WASHINGTON — It took three veterinarians and a dozen other workers two hours to free a 10-year-old horse after its leg was caught in a truck grille at the start of the inauguration parade Jan. 20.

"I've never seen a more freakish accident in all the time I've been doing this," says Lt. Col. John Stott, a veterinarian and reservist with the U.S. Army Veterinary Service who has watched over animals involved in the inaugural parade since Ronald Reagan's first term.

The horse, an Appaloosa named Mouse, was positioned in a parade staging area near a pickup truck being used by a fire department in the parade. When someone opened the door of the truck, the horse was startled and kicked out, says Stott. That was when Mouse's leg got wedged between the front bumper and an electric winch mounted on the truck.

When he got the call about what had happened, Stott says he was prepared to have to euthanize the horse.

"I'm still amazed he didn't break his leg," Stott says, adding the horse was smart enough to lie quietly.

Assisted by two other army veterinarians, Capt. Amos Peterson and Capt. Jessica Morehouse, Stott says Mouse was put under general anesthesia. The veterinarians and several other workers with the Humane Society of the United States and equine groups then hoisted the horse using only manpower and rope to free his leg.

About two hours later, they revived Mouse, got him on his feet and, with the Days End Farm Rescue equine ambulance, transported him to the Prince George's County Equestrian Center. Morehouse accompanied Mouse, Stott says. The horse was treated for minor lacerations and is doing well.

Getting the ambulance in and out wasn't difficult, because they had clearance before the parade, Stott says. The hardest part of the day is just keeping the horses happy in the cold weather, since they have to basically stand still from about 8 a.m. to 2 p.m.

"We're generally standing there just tranquilizing horses," Stott says, recalling that a 23-year-old horse in President Bill Clinton's inaugural parade fell ill with colic earlier in the day, but recovered in time to participate.
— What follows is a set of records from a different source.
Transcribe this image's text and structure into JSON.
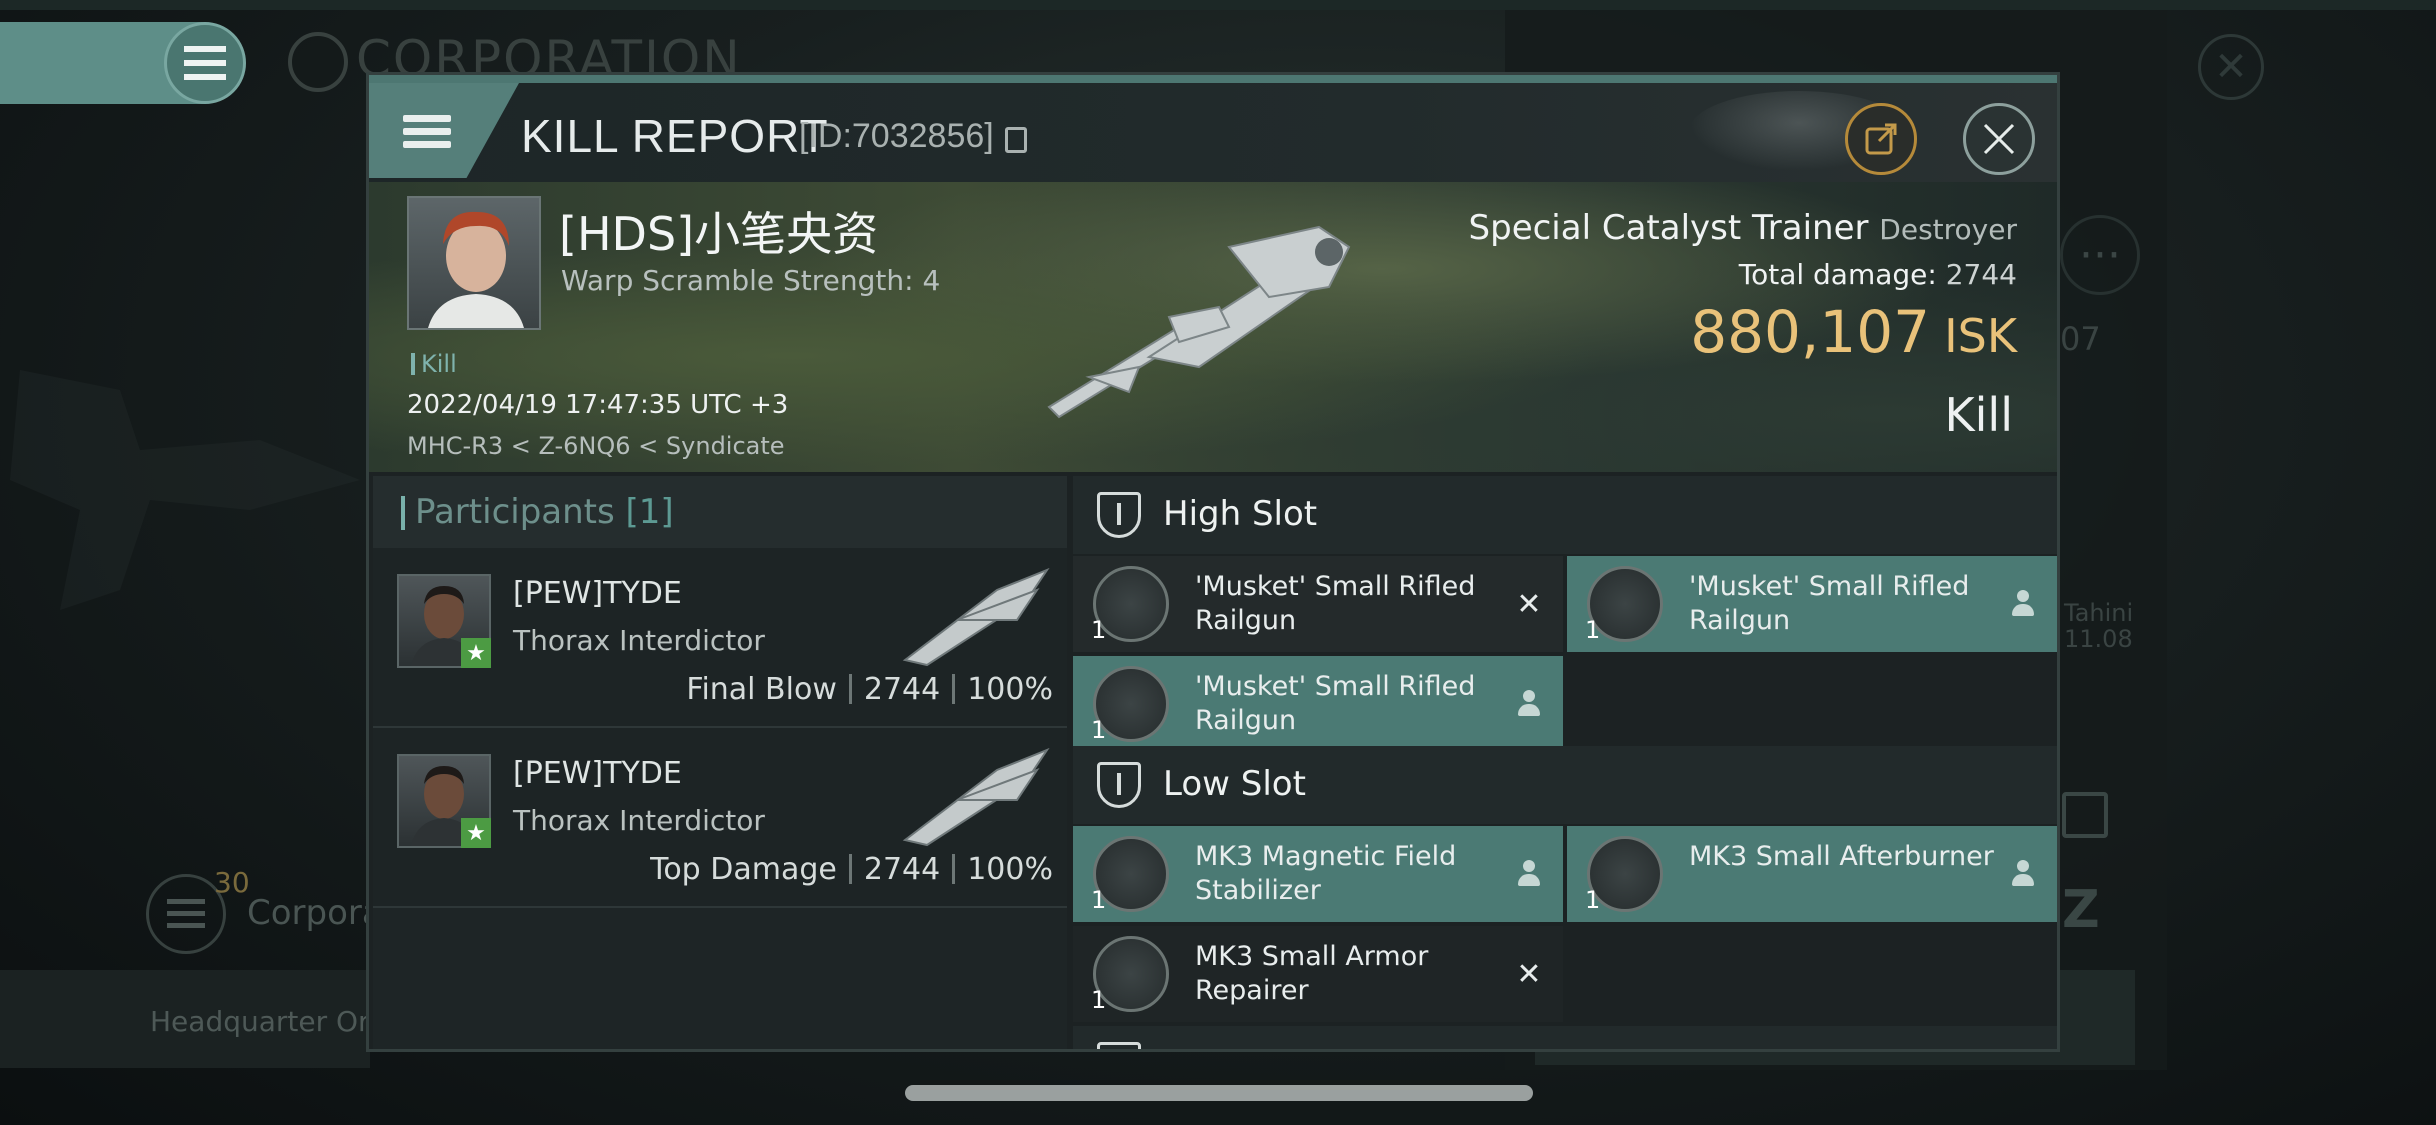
{
  "background": {
    "corp_title": "CORPORATION",
    "corp_button_count": "30",
    "corp_button_label": "Corpora",
    "hq_label": "Headquarter Orvc",
    "right_label_1": "Tahini",
    "right_label_2": "11.08",
    "right_number": "07",
    "dots": "···"
  },
  "header": {
    "title": "KILL REPORT",
    "report_id": "[ID:7032856]"
  },
  "victim": {
    "name": "[HDS]小笔央资",
    "subtitle": "Warp Scramble Strength: 4",
    "tag": "Kill",
    "datetime": "2022/04/19 17:47:35 UTC +3",
    "location": "MHC-R3 < Z-6NQ6 < Syndicate"
  },
  "ship": {
    "name": "Special Catalyst Trainer",
    "class": "Destroyer",
    "total_damage_label": "Total damage:",
    "total_damage_value": "2744",
    "isk_value": "880,107",
    "isk_unit": "ISK",
    "result": "Kill"
  },
  "participants": {
    "label": "Participants",
    "count": "[1]",
    "rows": [
      {
        "name": "[PEW]TYDE",
        "ship": "Thorax Interdictor",
        "role": "Final Blow",
        "damage": "2744",
        "percent": "100%"
      },
      {
        "name": "[PEW]TYDE",
        "ship": "Thorax Interdictor",
        "role": "Top Damage",
        "damage": "2744",
        "percent": "100%"
      }
    ]
  },
  "fittings": {
    "high_slot_label": "High Slot",
    "low_slot_label": "Low Slot",
    "high_modules": [
      {
        "qty": "1",
        "name": "'Musket' Small Rifled Railgun",
        "state": "destroyed"
      },
      {
        "qty": "1",
        "name": "'Musket' Small Rifled Railgun",
        "state": "dropped"
      },
      {
        "qty": "1",
        "name": "'Musket' Small Rifled Railgun",
        "state": "dropped"
      }
    ],
    "low_modules": [
      {
        "qty": "1",
        "name": "MK3 Magnetic Field Stabilizer",
        "state": "dropped"
      },
      {
        "qty": "1",
        "name": "MK3 Small Afterburner",
        "state": "dropped"
      },
      {
        "qty": "1",
        "name": "MK3 Small Armor Repairer",
        "state": "destroyed"
      }
    ]
  },
  "colors": {
    "accent_teal": "#4b7a74",
    "isk_gold": "#e9c27a",
    "share_ring": "#b58a3a",
    "final_blow_star": "#4c9b43"
  },
  "icons": {
    "menu": "hamburger-icon",
    "share": "share-icon",
    "close": "close-icon",
    "copy": "copy-icon",
    "slot": "slot-shield-icon",
    "dropped": "person-icon",
    "destroyed": "x-icon"
  }
}
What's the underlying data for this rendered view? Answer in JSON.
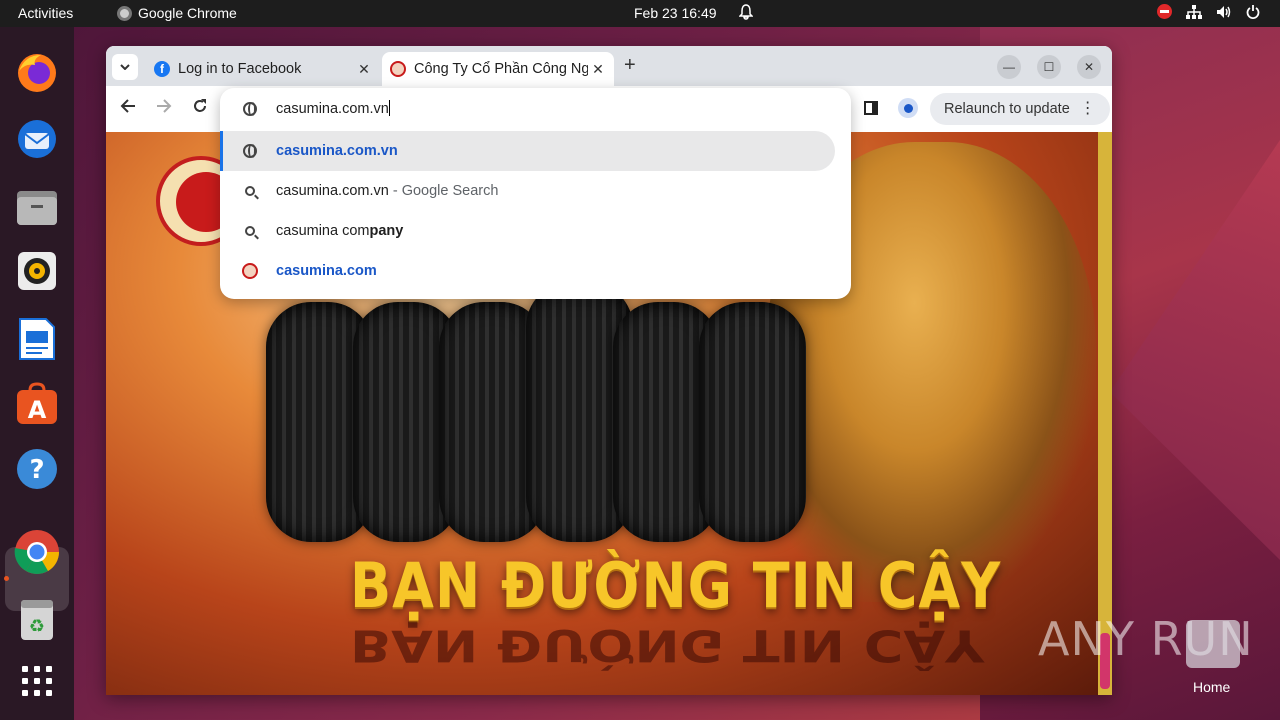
{
  "topbar": {
    "activities": "Activities",
    "app_name": "Google Chrome",
    "clock": "Feb 23  16:49"
  },
  "dock": {
    "items": [
      "firefox-icon",
      "thunderbird-icon",
      "files-icon",
      "rhythmbox-icon",
      "writer-icon",
      "app-center-icon",
      "help-icon",
      "chrome-icon",
      "trash-icon",
      "app-grid-icon"
    ]
  },
  "browser": {
    "tabs": [
      {
        "title": "Log in to Facebook",
        "favicon_color": "#1877f2"
      },
      {
        "title": "Công Ty Cổ Phần Công Nghiệp Cao Su Miền Nam",
        "favicon_color": "#c81b1b"
      }
    ],
    "relaunch_label": "Relaunch to update",
    "omnibox": {
      "input_value": "casumina.com.vn",
      "suggestions": [
        {
          "kind": "url",
          "text": "casumina.com.vn",
          "icon": "globe-icon"
        },
        {
          "kind": "search",
          "text": "casumina.com.vn",
          "suffix": " - Google Search",
          "icon": "search-icon"
        },
        {
          "kind": "search",
          "prefix": "casumina com",
          "bold": "pany",
          "icon": "search-icon"
        },
        {
          "kind": "url",
          "text": "casumina.com",
          "icon": "casumina-favicon"
        }
      ]
    }
  },
  "page": {
    "slogan": "BẠN ĐƯỜNG TIN CẬY"
  },
  "desktop": {
    "watermark": "ANY RUN",
    "home_label": "Home"
  }
}
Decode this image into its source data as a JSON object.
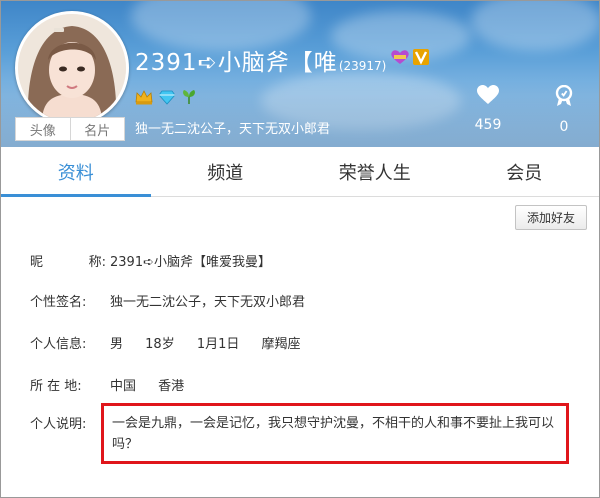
{
  "profile": {
    "nickname": "2391➪小脑斧【唯",
    "user_number": "(23917)",
    "signature": "独一无二沈公子，天下无双小郎君",
    "avatar_tabs": [
      "头像",
      "名片"
    ],
    "stats": {
      "likes": "459",
      "honors": "0"
    }
  },
  "tabs": [
    "资料",
    "频道",
    "荣誉人生",
    "会员"
  ],
  "actions": {
    "add_friend": "添加好友"
  },
  "details": {
    "nickname": {
      "label_chars": [
        "昵",
        "称:"
      ],
      "value": "2391➪小脑斧【唯爱我曼】"
    },
    "signature": {
      "label": "个性签名:",
      "value": "独一无二沈公子，天下无双小郎君"
    },
    "info": {
      "label": "个人信息:",
      "values": [
        "男",
        "18岁",
        "1月1日",
        "摩羯座"
      ]
    },
    "location": {
      "label": "所 在 地:",
      "values": [
        "中国",
        "香港"
      ]
    },
    "description": {
      "label": "个人说明:",
      "value": "一会是九鼎，一会是记忆，我只想守护沈曼，不相干的人和事不要扯上我可以吗？"
    }
  },
  "icons": {
    "heart": "heart-icon",
    "medal": "medal-icon",
    "crown": "crown-icon",
    "diamond": "diamond-icon",
    "leaf": "leaf-icon"
  },
  "colors": {
    "accent": "#3a8fd6",
    "highlight_border": "#e0161b"
  }
}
Neither of the events, however, slowed the parade, Stott says, but adds that they sometimes add fuel to animal-rights calls that horses be left out of parades.

"But I can't imagine in America having a parade without horses," Stott says.